▶ [Required action]
Every line of the entries with the word "https" in it should be shown.

*** The data ***

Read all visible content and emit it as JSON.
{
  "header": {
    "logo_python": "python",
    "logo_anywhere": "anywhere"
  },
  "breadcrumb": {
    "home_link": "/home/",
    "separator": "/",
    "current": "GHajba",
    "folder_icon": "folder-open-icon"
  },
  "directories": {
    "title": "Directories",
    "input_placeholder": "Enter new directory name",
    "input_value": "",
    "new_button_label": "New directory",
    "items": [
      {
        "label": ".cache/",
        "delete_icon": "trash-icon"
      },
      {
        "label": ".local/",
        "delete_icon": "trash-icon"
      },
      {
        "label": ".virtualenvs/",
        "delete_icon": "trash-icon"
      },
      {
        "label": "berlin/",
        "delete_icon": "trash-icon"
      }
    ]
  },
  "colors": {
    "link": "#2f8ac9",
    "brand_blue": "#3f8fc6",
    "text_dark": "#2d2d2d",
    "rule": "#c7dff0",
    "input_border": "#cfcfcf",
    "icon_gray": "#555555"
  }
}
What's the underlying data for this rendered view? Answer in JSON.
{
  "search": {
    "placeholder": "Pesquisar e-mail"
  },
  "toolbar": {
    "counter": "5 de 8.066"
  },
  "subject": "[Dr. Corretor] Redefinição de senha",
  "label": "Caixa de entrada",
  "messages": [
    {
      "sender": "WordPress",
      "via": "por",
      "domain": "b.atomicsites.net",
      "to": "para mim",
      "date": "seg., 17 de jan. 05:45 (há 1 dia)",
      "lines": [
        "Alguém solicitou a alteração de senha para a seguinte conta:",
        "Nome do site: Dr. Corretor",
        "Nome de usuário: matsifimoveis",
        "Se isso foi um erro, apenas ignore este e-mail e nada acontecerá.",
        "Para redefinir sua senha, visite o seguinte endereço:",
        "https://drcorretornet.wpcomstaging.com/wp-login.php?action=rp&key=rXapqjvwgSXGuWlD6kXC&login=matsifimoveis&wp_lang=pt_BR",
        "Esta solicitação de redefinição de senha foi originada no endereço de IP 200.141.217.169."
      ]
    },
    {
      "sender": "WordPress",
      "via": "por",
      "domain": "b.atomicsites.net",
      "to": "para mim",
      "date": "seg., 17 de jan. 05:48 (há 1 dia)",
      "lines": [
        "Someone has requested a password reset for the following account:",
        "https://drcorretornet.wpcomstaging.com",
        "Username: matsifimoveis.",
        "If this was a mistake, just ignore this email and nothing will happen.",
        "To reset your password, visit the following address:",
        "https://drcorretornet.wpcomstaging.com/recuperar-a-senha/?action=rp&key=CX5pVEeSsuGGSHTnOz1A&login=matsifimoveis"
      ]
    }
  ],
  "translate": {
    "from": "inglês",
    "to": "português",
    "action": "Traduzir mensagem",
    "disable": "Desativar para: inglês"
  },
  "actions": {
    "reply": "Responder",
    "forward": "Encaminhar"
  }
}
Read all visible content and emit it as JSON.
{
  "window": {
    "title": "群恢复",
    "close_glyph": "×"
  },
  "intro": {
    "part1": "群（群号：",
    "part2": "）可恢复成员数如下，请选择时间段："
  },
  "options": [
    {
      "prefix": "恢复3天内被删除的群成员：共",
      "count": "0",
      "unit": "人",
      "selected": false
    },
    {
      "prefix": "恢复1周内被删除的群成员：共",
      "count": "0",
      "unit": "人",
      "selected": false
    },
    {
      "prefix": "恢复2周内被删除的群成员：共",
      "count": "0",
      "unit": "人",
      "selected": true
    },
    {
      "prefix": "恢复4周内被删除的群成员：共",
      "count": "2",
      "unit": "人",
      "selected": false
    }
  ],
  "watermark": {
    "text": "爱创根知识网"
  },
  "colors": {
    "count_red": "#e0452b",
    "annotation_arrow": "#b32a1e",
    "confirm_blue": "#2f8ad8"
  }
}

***

▶ [Completed exercise]
        "https://drcorretornet.wpcomstaging.com/wp-login.php?action=rp&key=rXapqjvwgSXGuWlD6kXC&login=matsifimoveis&wp_lang=pt_BR",
        "https://drcorretornet.wpcomstaging.com",
        "https://drcorretornet.wpcomstaging.com/recuperar-a-senha/?action=rp&key=CX5pVEeSsuGGSHTnOz1A&login=matsifimoveis"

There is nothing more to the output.